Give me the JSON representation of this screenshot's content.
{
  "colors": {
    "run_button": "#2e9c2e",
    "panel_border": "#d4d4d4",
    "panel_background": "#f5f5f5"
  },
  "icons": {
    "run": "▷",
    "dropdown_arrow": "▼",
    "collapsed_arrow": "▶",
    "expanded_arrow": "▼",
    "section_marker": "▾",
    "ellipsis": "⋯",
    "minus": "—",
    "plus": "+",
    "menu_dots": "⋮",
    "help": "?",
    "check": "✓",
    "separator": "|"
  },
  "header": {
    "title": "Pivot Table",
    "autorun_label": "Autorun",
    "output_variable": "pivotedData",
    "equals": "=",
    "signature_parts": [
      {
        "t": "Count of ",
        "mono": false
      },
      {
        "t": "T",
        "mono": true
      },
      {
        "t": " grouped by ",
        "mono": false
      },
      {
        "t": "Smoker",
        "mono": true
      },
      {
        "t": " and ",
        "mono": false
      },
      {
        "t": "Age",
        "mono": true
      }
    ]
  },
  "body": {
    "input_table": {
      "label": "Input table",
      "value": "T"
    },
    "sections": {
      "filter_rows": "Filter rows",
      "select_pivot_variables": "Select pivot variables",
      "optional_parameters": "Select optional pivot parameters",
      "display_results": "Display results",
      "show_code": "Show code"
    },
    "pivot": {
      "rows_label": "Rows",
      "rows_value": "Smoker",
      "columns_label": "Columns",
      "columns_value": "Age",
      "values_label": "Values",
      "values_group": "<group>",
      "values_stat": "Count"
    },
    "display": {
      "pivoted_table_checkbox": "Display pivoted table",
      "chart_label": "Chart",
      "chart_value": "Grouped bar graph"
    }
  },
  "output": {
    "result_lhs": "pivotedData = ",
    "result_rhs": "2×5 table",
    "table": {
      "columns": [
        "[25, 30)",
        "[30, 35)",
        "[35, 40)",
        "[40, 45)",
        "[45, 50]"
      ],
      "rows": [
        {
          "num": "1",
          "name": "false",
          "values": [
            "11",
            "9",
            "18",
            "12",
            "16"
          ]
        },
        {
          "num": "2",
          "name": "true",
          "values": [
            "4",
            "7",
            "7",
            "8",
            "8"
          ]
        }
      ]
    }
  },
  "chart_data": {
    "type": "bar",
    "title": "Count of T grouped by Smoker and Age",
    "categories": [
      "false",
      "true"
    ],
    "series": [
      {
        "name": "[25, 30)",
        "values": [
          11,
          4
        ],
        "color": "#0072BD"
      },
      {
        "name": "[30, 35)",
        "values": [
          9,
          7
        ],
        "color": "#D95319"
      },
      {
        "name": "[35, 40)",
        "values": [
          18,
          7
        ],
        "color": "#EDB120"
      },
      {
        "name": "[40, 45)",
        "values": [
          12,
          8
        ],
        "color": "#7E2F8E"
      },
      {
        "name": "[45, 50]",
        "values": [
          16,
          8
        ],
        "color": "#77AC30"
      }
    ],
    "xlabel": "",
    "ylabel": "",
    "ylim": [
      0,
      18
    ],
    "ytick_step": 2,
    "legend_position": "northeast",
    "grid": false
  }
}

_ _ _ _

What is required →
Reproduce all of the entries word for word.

Answer for the task →
Give me the JSON representation of this screenshot's content.
{
  "colors": {
    "run_button": "#2e9c2e",
    "panel_border": "#d4d4d4",
    "panel_background": "#f5f5f5"
  },
  "icons": {
    "run": "▷",
    "dropdown_arrow": "▼",
    "collapsed_arrow": "▶",
    "expanded_arrow": "▼",
    "section_marker": "▾",
    "ellipsis": "⋯",
    "minus": "—",
    "plus": "+",
    "menu_dots": "⋮",
    "help": "?",
    "check": "✓",
    "separator": "|"
  },
  "header": {
    "title": "Pivot Table",
    "autorun_label": "Autorun",
    "output_variable": "pivotedData",
    "equals": "=",
    "signature_parts": [
      {
        "t": "Count of ",
        "mono": false
      },
      {
        "t": "T",
        "mono": true
      },
      {
        "t": " grouped by ",
        "mono": false
      },
      {
        "t": "Smoker",
        "mono": true
      },
      {
        "t": " and ",
        "mono": false
      },
      {
        "t": "Age",
        "mono": true
      }
    ]
  },
  "body": {
    "input_table": {
      "label": "Input table",
      "value": "T"
    },
    "sections": {
      "filter_rows": "Filter rows",
      "select_pivot_variables": "Select pivot variables",
      "optional_parameters": "Select optional pivot parameters",
      "display_results": "Display results",
      "show_code": "Show code"
    },
    "pivot": {
      "rows_label": "Rows",
      "rows_value": "Smoker",
      "columns_label": "Columns",
      "columns_value": "Age",
      "values_label": "Values",
      "values_group": "<group>",
      "values_stat": "Count"
    },
    "display": {
      "pivoted_table_checkbox": "Display pivoted table",
      "chart_label": "Chart",
      "chart_value": "Grouped bar graph"
    }
  },
  "output": {
    "result_lhs": "pivotedData = ",
    "result_rhs": "2×5 table",
    "table": {
      "columns": [
        "[25, 30)",
        "[30, 35)",
        "[35, 40)",
        "[40, 45)",
        "[45, 50]"
      ],
      "rows": [
        {
          "num": "1",
          "name": "false",
          "values": [
            "11",
            "9",
            "18",
            "12",
            "16"
          ]
        },
        {
          "num": "2",
          "name": "true",
          "values": [
            "4",
            "7",
            "7",
            "8",
            "8"
          ]
        }
      ]
    }
  },
  "chart_data": {
    "type": "bar",
    "title": "Count of T grouped by Smoker and Age",
    "categories": [
      "false",
      "true"
    ],
    "series": [
      {
        "name": "[25, 30)",
        "values": [
          11,
          4
        ],
        "color": "#0072BD"
      },
      {
        "name": "[30, 35)",
        "values": [
          9,
          7
        ],
        "color": "#D95319"
      },
      {
        "name": "[35, 40)",
        "values": [
          18,
          7
        ],
        "color": "#EDB120"
      },
      {
        "name": "[40, 45)",
        "values": [
          12,
          8
        ],
        "color": "#7E2F8E"
      },
      {
        "name": "[45, 50]",
        "values": [
          16,
          8
        ],
        "color": "#77AC30"
      }
    ],
    "xlabel": "",
    "ylabel": "",
    "ylim": [
      0,
      18
    ],
    "ytick_step": 2,
    "legend_position": "northeast",
    "grid": false
  }
}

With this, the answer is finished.